  • Of Geologists, Paleontologists, And Science in the National Park System   6 years 33 weeks ago

    Science has advanced so much, and there are so many sub-disciplines, that you just can't have all you need on staff. Nor can you have all the equipment, CAT Scan, scanning electron microscope, dating lab, and on and on. If you just make do with the expertise you have on staff, and don't use the best science available, you are either going to have to forgo some worthy projects or do an incomplete job. If you allow a park's science staff to fund what good science dictates, whether it's in-house or is brought in from outside, then that is good stewardship and good science. Funding challenges mean you find the best use of what funds you have, and sometimes that means taking a new approach.

  • Yellowstone National Park Announces Spring Plowing Schedule   6 years 33 weeks ago

    I saw the title and thought Interior was now opening the park to farming. Not that big a jump from loaded guns.

  • Of Geologists, Paleontologists, And Science in the National Park System   6 years 33 weeks ago

    It's been changed.

    Kurt

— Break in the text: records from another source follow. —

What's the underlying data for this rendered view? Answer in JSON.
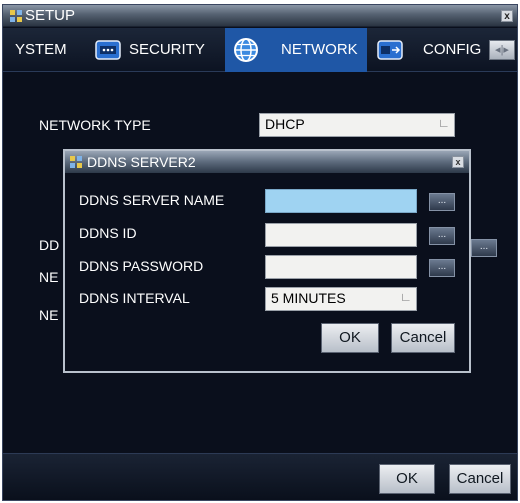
{
  "window": {
    "title": "SETUP",
    "close": "x"
  },
  "tabs": [
    {
      "label": "YSTEM",
      "active": false
    },
    {
      "label": "SECURITY",
      "active": false
    },
    {
      "label": "NETWORK",
      "active": true
    },
    {
      "label": "CONFIG",
      "active": false
    }
  ],
  "network": {
    "type_label": "NETWORK TYPE",
    "type_value": "DHCP",
    "partial_labels": [
      "DD",
      "NE",
      "NE"
    ]
  },
  "dialog": {
    "title": "DDNS SERVER2",
    "close": "x",
    "server_name_label": "DDNS SERVER NAME",
    "server_name_value": "",
    "id_label": "DDNS ID",
    "id_value": "",
    "password_label": "DDNS PASSWORD",
    "password_value": "",
    "interval_label": "DDNS INTERVAL",
    "interval_value": "5 MINUTES",
    "browse": "...",
    "ok": "OK",
    "cancel": "Cancel"
  },
  "footer": {
    "ok": "OK",
    "cancel": "Cancel"
  },
  "colors": {
    "active_tab": "#1f57a6",
    "highlight_field": "#9fd3f2",
    "background": "#0a0f1c"
  },
  "icons": [
    "app-icon",
    "security-icon",
    "globe-icon",
    "config-icon",
    "scroll-arrows-icon",
    "dropdown-arrow-icon"
  ]
}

  • Of Geologists, Paleontologists, And Science in the National Park System   6 years 33 weeks ago

    Yo, Anonymous - change your username! It's ridiculous that only you can now post as "Anonymous".

  • Of Geologists, Paleontologists, And Science in the National Park System   6 years 33 weeks ago

    Adequate funding is undeniably important, but money that comes tied to a political agenda can just mask the problems. If they give you money to spend on science and tell you have to spend it on A when what you really need is B, it's as bad as if you weren't given any at all. Each park's chief scientist should be able to use the money and the staff in whatever way benefits the resource, and not to satisfy someone's political or personal agenda.

  • Of Geologists, Paleontologists, And Science in the National Park System   6 years 33 weeks ago

    Point #1: Whichever goofball registered using the name "Anonymous" needs to have their NPT account deleted because no one else can leave a comment as "Anonymous" since the name belongs to a registered user.

    Point #2: This stems from the fact that NPS is severely underfunded. Fund NPS and you won't see any of these problems.

    Point #3: Thanks for another great article, Kurt :) Where you find the time to do something other than NPT is beyond me.

  • Of Geologists, Paleontologists, And Science in the National Park System   6 years 33 weeks ago

    Tom:
    FACT is, your comments are nothing more than talking points of the NPCA and other groups who give nothing to the parks but lip service (like their little Bush-bashing tents manned by misinformed college kids at park VCs before the '04 elections).
    FACT is, the parks need more good 'ol ordinary moderate-wage professional RANGERS and less overpaid scientists, because that is what the American public wants, and has been provided in the past before budget stagnation.
    Thank you, Dinosaur NP management!

  • Of Geologists, Paleontologists, And Science in the National Park System   6 years 33 weeks ago

    The Park service certainly has had an "erratic" performance on science. Budgetary constraints are a part of it and so is the agency culture. But consider how they are under intense scrutiny and immense skepticism if they try a new approach. Flexibility in using and targeting your resources to the highest priority needs can be an important tool and reap big rewards. Some want the Park Service to remain entrenched in the old way of doing things.